The Greenbrier East Equipment Repair class had the honor to refresh an International Harvester Corporation 1hp Famous “hit and miss” engine built in 1917.

These four-cycle engines were built to help do chores around the house or farm such as running a washing machines, irrigation pumps, machine shops, generators, grain elevators, and many more pieces of equipment at the turn of the century, before electricity had become common in rural areas. These engines were produced until the early 1950s in the United States and yet are still produced in many nations throughout the world.

East’s project engine was owned and originally restored by the late Richard R. Lee of Cool Ridge West Virginia in 2009. The engine was recently repaired by students for the 100th anniversary of its production. The engine has survived scrap drives for two world wars, exposure, and a lack of general maintenance. Students fixed a loss of compression due to bad gaskets and worn valve seats, and minor damage to the engine carburetor, and other basic repairs.
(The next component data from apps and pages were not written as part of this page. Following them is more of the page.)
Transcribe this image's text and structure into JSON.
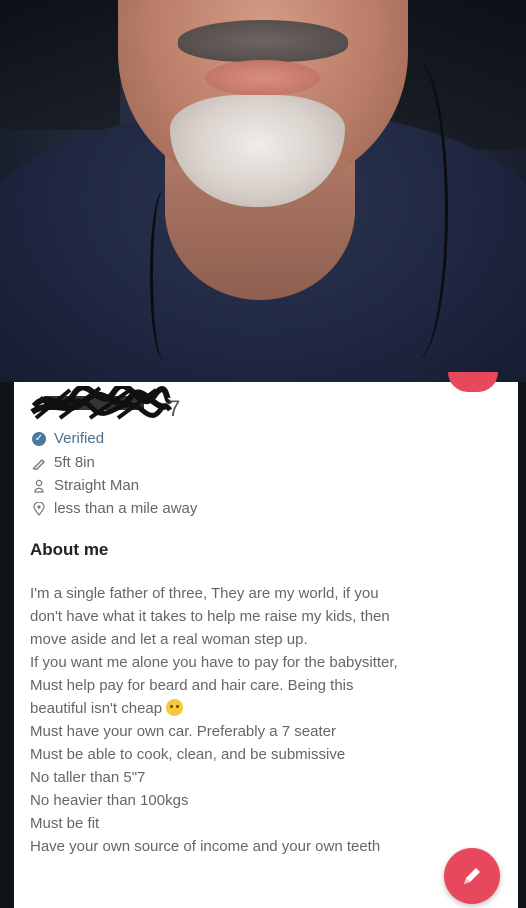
{
  "profile": {
    "name_age_visible": "7",
    "verified_label": "Verified",
    "height": "5ft 8in",
    "orientation": "Straight Man",
    "distance": "less than a mile away"
  },
  "about": {
    "title": "About me",
    "lines": [
      "I'm a single father of three, They are my world, if you",
      "don't have what it takes to help me raise my kids, then",
      "move aside and let a real woman step up.",
      "If you want me alone you have to pay for the babysitter,",
      "Must help pay for beard and hair care. Being this",
      "beautiful isn't cheap",
      "Must have your own car. Preferably a 7 seater",
      "Must be able to cook, clean, and be submissive",
      "No taller than 5\"7",
      "No heavier than 100kgs",
      "Must be fit",
      "Have your own source of income and your own teeth"
    ]
  },
  "icons": {
    "verified": "check-badge-icon",
    "height": "ruler-pencil-icon",
    "orientation": "person-icon",
    "distance": "location-pin-icon",
    "emoji": "grinning-sweat-emoji",
    "fab": "pencil-edit-icon"
  },
  "colors": {
    "accent": "#e8485c",
    "verified": "#4a7aa0",
    "text": "#666666",
    "heading": "#222222"
  }
}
Students Tyler Perry and Gary Deem focused on replacing gaskets. Walker Hager and Cameran Cannon focused on repairing the damaged valve seats. Brandon Loudermilk, Elwood Goins, Max Dixon, Sean Hanson, Matt Hardiman, Matt Waid and Ethan Asbury focused on stripping and repainting the engine’s head and other parts, touching up damaged paint, sealing and repairing the engine’s fuel tank, carburetor, igniter, and the engine’s cart.

Greenbrier East High School Agricultural Equipment Repair class hopes that this engine will survive for another 100 years and provide society many more chances to view a glimpse into our nation’s agricultural history.